● **Exercise prompt**: Each entry below should be returned exactly as is, with the pictures removed.

● **Website and app data records**:
Start of Block

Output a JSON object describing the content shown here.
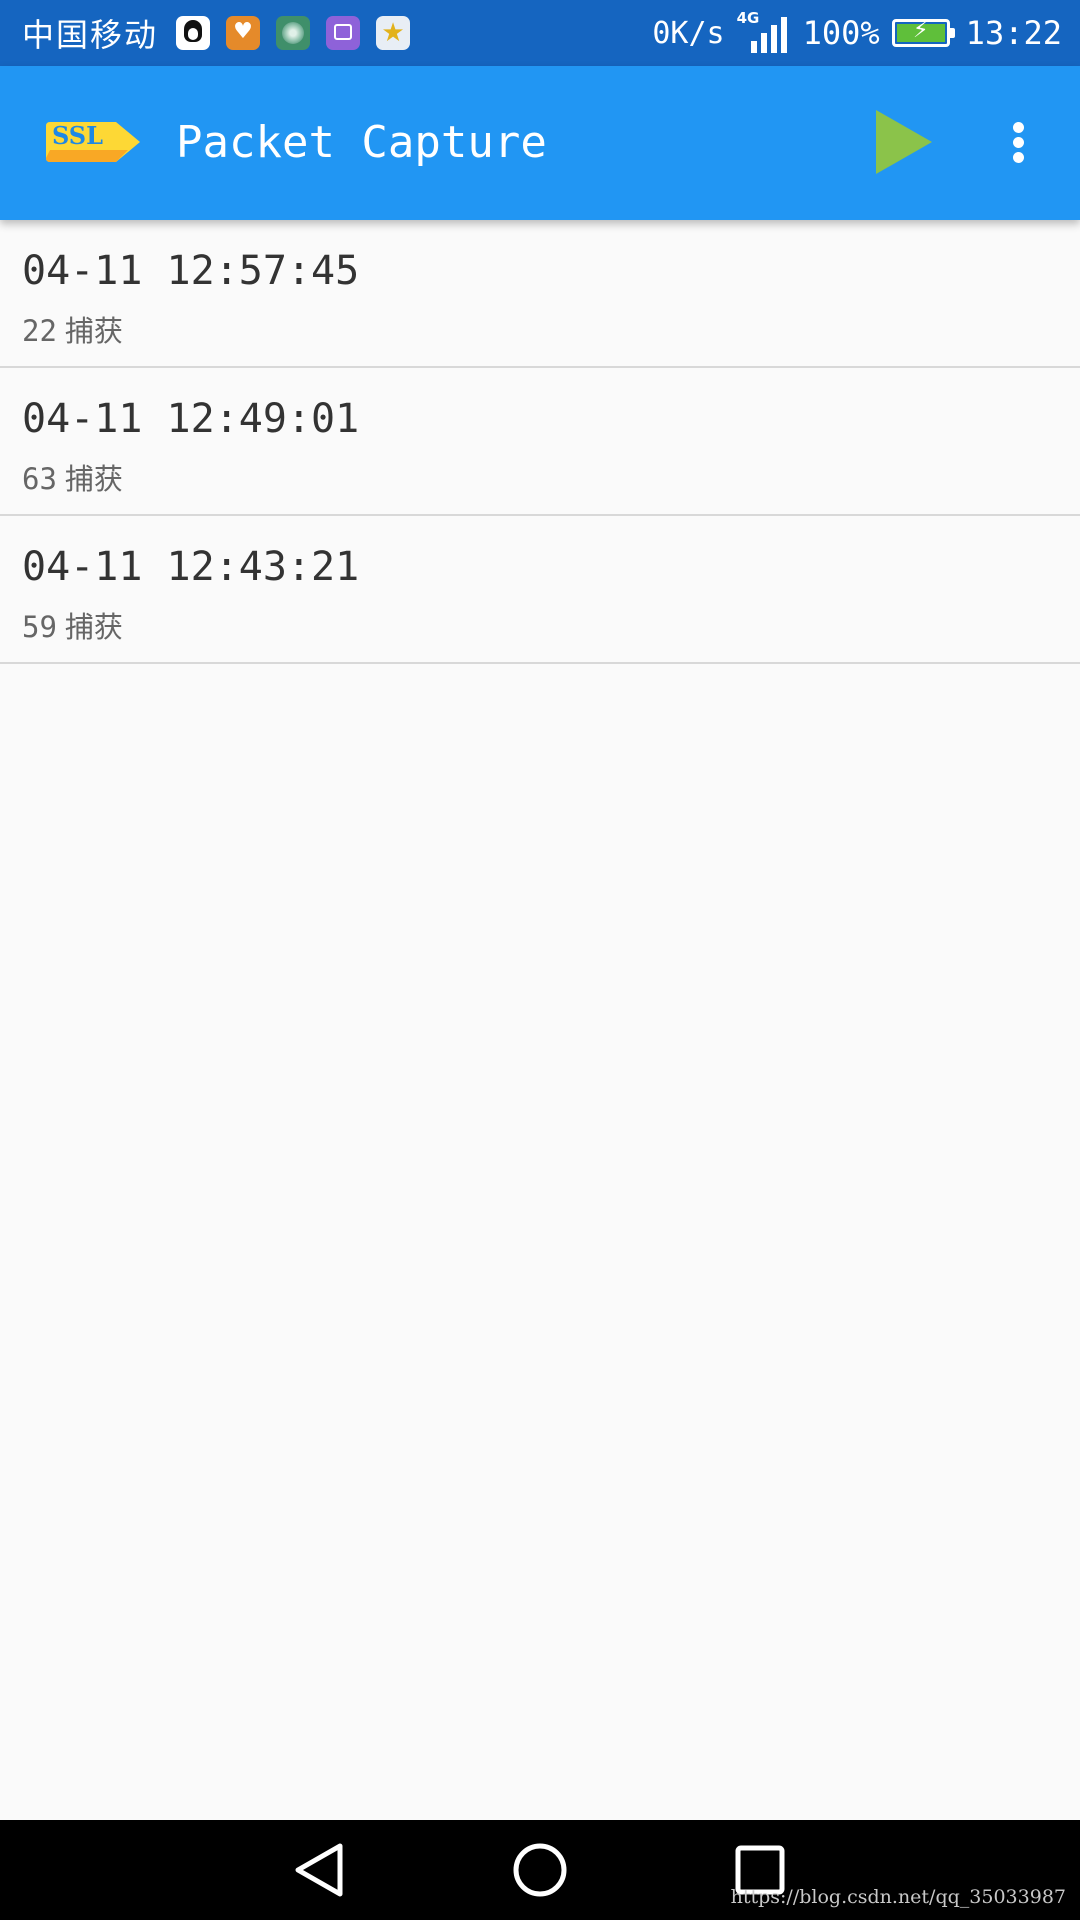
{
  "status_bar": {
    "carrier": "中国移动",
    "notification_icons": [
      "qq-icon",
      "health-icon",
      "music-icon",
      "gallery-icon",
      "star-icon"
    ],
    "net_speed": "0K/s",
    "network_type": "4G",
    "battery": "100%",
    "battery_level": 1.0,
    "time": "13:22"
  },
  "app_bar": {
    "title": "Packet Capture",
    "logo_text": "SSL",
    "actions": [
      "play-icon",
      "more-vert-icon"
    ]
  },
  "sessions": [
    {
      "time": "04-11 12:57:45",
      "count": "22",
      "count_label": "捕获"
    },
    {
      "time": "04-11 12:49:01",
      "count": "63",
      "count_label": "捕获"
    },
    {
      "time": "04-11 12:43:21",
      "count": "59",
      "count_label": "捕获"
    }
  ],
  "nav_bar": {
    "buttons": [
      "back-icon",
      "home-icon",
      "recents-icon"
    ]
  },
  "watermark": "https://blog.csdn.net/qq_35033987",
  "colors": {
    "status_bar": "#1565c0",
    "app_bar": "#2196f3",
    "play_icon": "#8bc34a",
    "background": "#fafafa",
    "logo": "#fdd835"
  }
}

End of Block

● **Finished exercise**:
Output a JSON object describing the content shown here.
{
  "status_bar": {
    "carrier": "中国移动",
    "notification_icons": [
      "qq-icon",
      "health-icon",
      "music-icon",
      "gallery-icon",
      "star-icon"
    ],
    "net_speed": "0K/s",
    "network_type": "4G",
    "battery": "100%",
    "battery_level": 1.0,
    "time": "13:22"
  },
  "app_bar": {
    "title": "Packet Capture",
    "logo_text": "SSL",
    "actions": [
      "play-icon",
      "more-vert-icon"
    ]
  },
  "sessions": [
    {
      "time": "04-11 12:57:45",
      "count": "22",
      "count_label": "捕获"
    },
    {
      "time": "04-11 12:49:01",
      "count": "63",
      "count_label": "捕获"
    },
    {
      "time": "04-11 12:43:21",
      "count": "59",
      "count_label": "捕获"
    }
  ],
  "nav_bar": {
    "buttons": [
      "back-icon",
      "home-icon",
      "recents-icon"
    ]
  },
  "watermark": "https://blog.csdn.net/qq_35033987",
  "colors": {
    "status_bar": "#1565c0",
    "app_bar": "#2196f3",
    "play_icon": "#8bc34a",
    "background": "#fafafa",
    "logo": "#fdd835"
  }
}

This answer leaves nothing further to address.